If nothing else, this and Resident Evil prove any horror film containing Marilyn Manson music is doomed to failure. As much as I like the guy and his John 5 kicking out habits, horror that chooses his work lacks in the scriptwriting department. And the story department. And the acting department. And everything else. In House on Haunted, his cover of "Sweet Dreams (Are Made Of This)" plays, quite inexplicably, when Price types the list for his wife's party, the computer deletes and rewrites it (GHOST IN THE MACHINE!!!!) and a montage of all the people invited to the party riding in limousines and reading their invitations. Other films which failed for their Manson inclusion are: Gamer (which used the very same song, even...in 2009), Trick R' Treat (again, "Sweet Dreams" and in 2008), Blair Witch Project 2, Dead Man on Campus...look, if I continued both of us would be here all night. The point is, don't put Manson in your movie as the chances of it sucking increase. Can you name a good movie with well-placed use of Marilyn Manson music? No, you can't, can you? Exactly my point.
Ugh...yes, Chris Kattan's ghost saves the two survivors from imminent death.

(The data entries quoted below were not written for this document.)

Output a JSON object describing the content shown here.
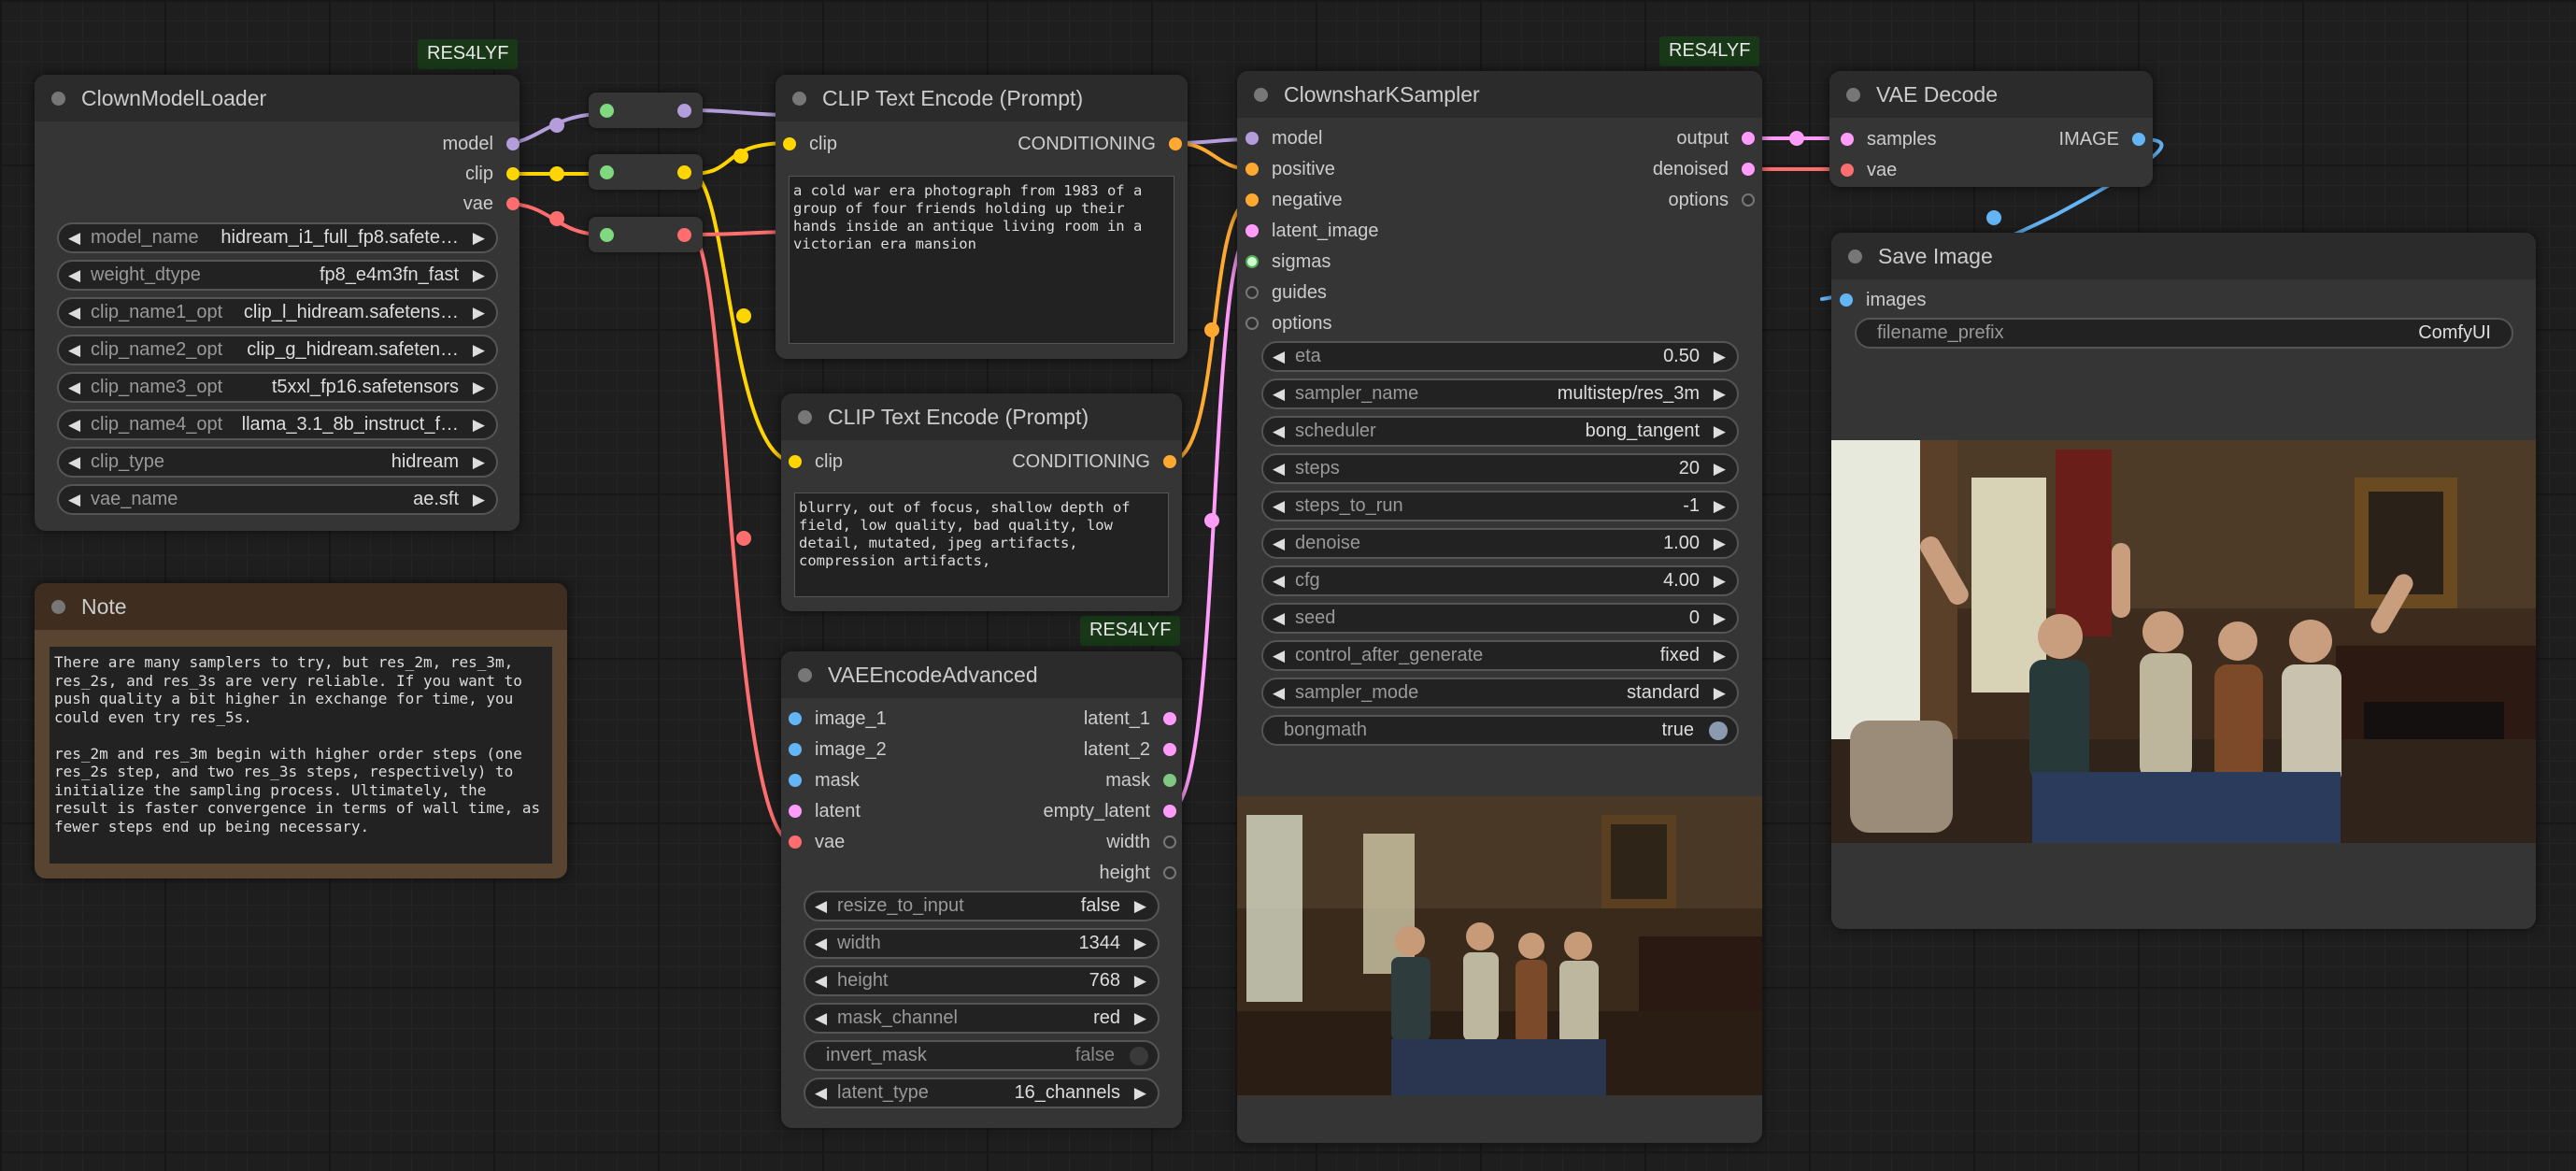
{
  "colors": {
    "model": "#b39ddb",
    "clip": "#ffd500",
    "vae": "#ff6e6e",
    "conditioning": "#ffa931",
    "latent": "#ff9cf9",
    "image": "#64b5f6",
    "mask": "#81c784",
    "sigmas": "#cdffcd",
    "other": "#777777"
  },
  "badges": {
    "loader": "RES4LYF",
    "sampler": "RES4LYF",
    "vae_encode": "RES4LYF"
  },
  "loader": {
    "title": "ClownModelLoader",
    "outputs": [
      "model",
      "clip",
      "vae"
    ],
    "widgets": [
      {
        "label": "model_name",
        "value": "hidream_i1_full_fp8.safete…"
      },
      {
        "label": "weight_dtype",
        "value": "fp8_e4m3fn_fast"
      },
      {
        "label": "clip_name1_opt",
        "value": "clip_l_hidream.safetens…"
      },
      {
        "label": "clip_name2_opt",
        "value": "clip_g_hidream.safeten…"
      },
      {
        "label": "clip_name3_opt",
        "value": "t5xxl_fp16.safetensors"
      },
      {
        "label": "clip_name4_opt",
        "value": "llama_3.1_8b_instruct_f…"
      },
      {
        "label": "clip_type",
        "value": "hidream"
      },
      {
        "label": "vae_name",
        "value": "ae.sft"
      }
    ]
  },
  "note": {
    "title": "Note",
    "text": "There are many samplers to try, but res_2m, res_3m, res_2s, and res_3s are very reliable. If you want to push quality a bit higher in exchange for time, you could even try res_5s.\n\nres_2m and res_3m begin with higher order steps (one res_2s step, and two res_3s steps, respectively) to initialize the sampling process. Ultimately, the result is faster convergence in terms of wall time, as fewer steps end up being necessary."
  },
  "clip_pos": {
    "title": "CLIP Text Encode (Prompt)",
    "input": "clip",
    "output": "CONDITIONING",
    "text": "a cold war era photograph from 1983 of a group of four friends holding up their hands inside an antique living room in a victorian era mansion"
  },
  "clip_neg": {
    "title": "CLIP Text Encode (Prompt)",
    "input": "clip",
    "output": "CONDITIONING",
    "text": "blurry, out of focus, shallow depth of field, low quality, bad quality, low detail, mutated, jpeg artifacts, compression artifacts,"
  },
  "vae_encode": {
    "title": "VAEEncodeAdvanced",
    "inputs": [
      "image_1",
      "image_2",
      "mask",
      "latent",
      "vae"
    ],
    "outputs": [
      "latent_1",
      "latent_2",
      "mask",
      "empty_latent",
      "width",
      "height"
    ],
    "widgets": [
      {
        "label": "resize_to_input",
        "value": "false"
      },
      {
        "label": "width",
        "value": "1344"
      },
      {
        "label": "height",
        "value": "768"
      },
      {
        "label": "mask_channel",
        "value": "red"
      },
      {
        "label": "latent_type",
        "value": "16_channels"
      }
    ],
    "toggle": {
      "label": "invert_mask",
      "value": "false"
    }
  },
  "sampler": {
    "title": "ClownsharKSampler",
    "inputs": [
      "model",
      "positive",
      "negative",
      "latent_image",
      "sigmas",
      "guides",
      "options"
    ],
    "outputs": [
      "output",
      "denoised",
      "options"
    ],
    "widgets": [
      {
        "label": "eta",
        "value": "0.50"
      },
      {
        "label": "sampler_name",
        "value": "multistep/res_3m"
      },
      {
        "label": "scheduler",
        "value": "bong_tangent"
      },
      {
        "label": "steps",
        "value": "20"
      },
      {
        "label": "steps_to_run",
        "value": "-1"
      },
      {
        "label": "denoise",
        "value": "1.00"
      },
      {
        "label": "cfg",
        "value": "4.00"
      },
      {
        "label": "seed",
        "value": "0"
      },
      {
        "label": "control_after_generate",
        "value": "fixed"
      },
      {
        "label": "sampler_mode",
        "value": "standard"
      }
    ],
    "toggle": {
      "label": "bongmath",
      "value": "true"
    }
  },
  "vae_decode": {
    "title": "VAE Decode",
    "inputs": [
      "samples",
      "vae"
    ],
    "output": "IMAGE"
  },
  "save_image": {
    "title": "Save Image",
    "input": "images",
    "widget": {
      "label": "filename_prefix",
      "value": "ComfyUI"
    }
  }
}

The true hero of House on Haunted Hill is ghost Kattan. Kinda makes me want to become a ghost...
Despite the shittiness of this and 13irteen Gh0s!s, I await more William Castle remakes aimed at a contemporary audience of stupid teenagers and horror lightweights. They have a certain cheesy, shitty charm about them which is lacking in the glossy, slick, soulless Platinum Dunes reimaginings. No way would Michael Bay's company cast such eccentric, oddball choices as Geoffrey Rush, Shalhoub, Matthew Lillard, Chris Kattan and last but not least Jeffrey Combs (the patron saint of everything the Raider holds dear, which is mostly Jeffrey Combs). If I may be so bold, the end of the Castle remakes signaled the end of the 90s even though they stretched into the 00s. Without the glories of 90s schlock, we're in the tar pit of commodity masquerading as horror. I want more Castle remakes, goddamnit, and they will revitalize Dark Castle if created. How fucking sick is it that we're at a time that compels me to argue for more of these movies? Savage new times, Max. Savage new times.
How many drinks do I need for this to be good?: 303